In Chapter 7 bankruptcy, most unsecured debts such as credit card debt, medical bills, and personal loans can be discharged. In Chapter 13 bankruptcy, most secured debts such as mortgages and car loans can be discharged. It is important to note that not all debts can be discharged in bankruptcy. Some debts such as student loans, child support, alimony, and certain taxes cannot be discharged in either type of bankruptcy.
Additionally, if a creditor objects to the discharge of a debt, the court may decide not to grant it. Once a discharge is granted, it is important for debtors to understand their rights and responsibilities under the discharge order. The discharge order prohibits creditors from attempting to collect on discharged debts or taking any other action against the debtor related to those debts. It also prohibits creditors from reporting discharged debts on the debtor's credit report.
The discharge also has other benefits for debtors. It allows them to rebuild their credit by making timely payments on their remaining debts and by taking other steps to improve their credit score. Additionally, it provides debtors with a fresh start by eliminating their financial obligations for certain types of debts.Understanding discharge in bankruptcy law is essential for anyone considering filing for bankruptcy. A discharge can provide debtors with a fresh start and allow them to rebuild their credit after filing for bankruptcy.

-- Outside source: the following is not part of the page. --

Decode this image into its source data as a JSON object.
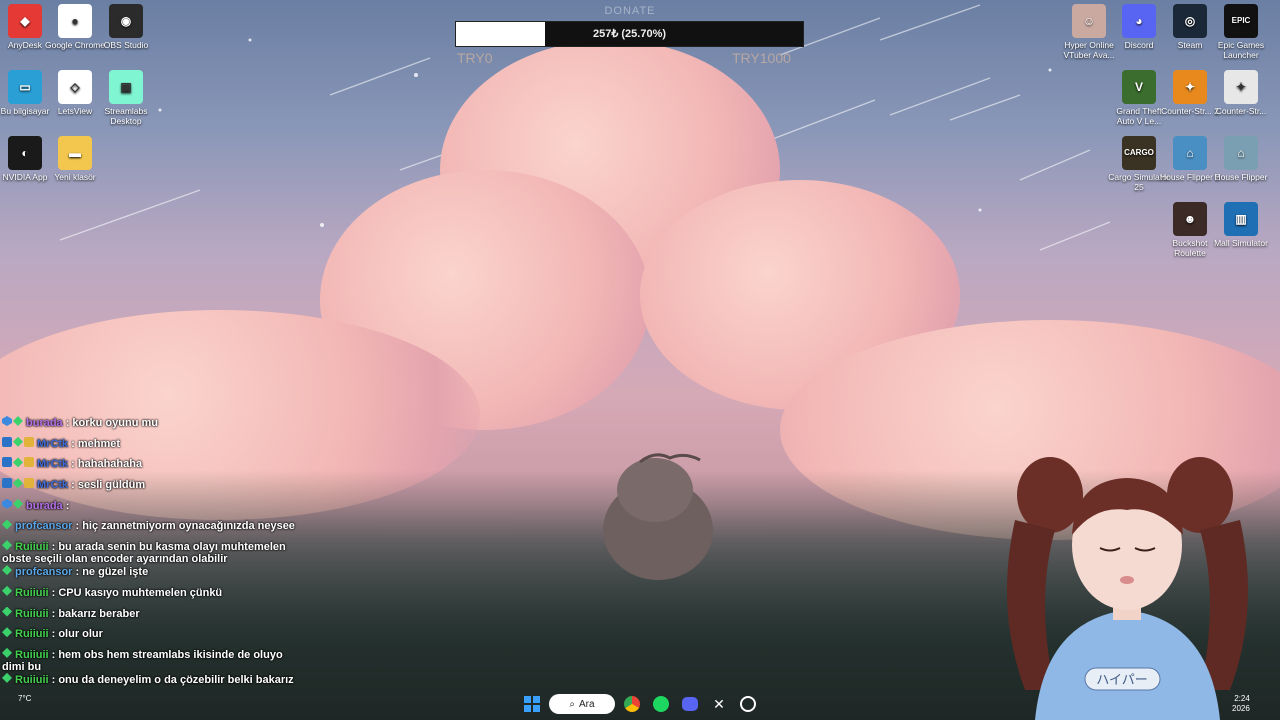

However, it is important to understand which types of debts can be discharged and which cannot in order to ensure that all of one's financial obligations are taken care of.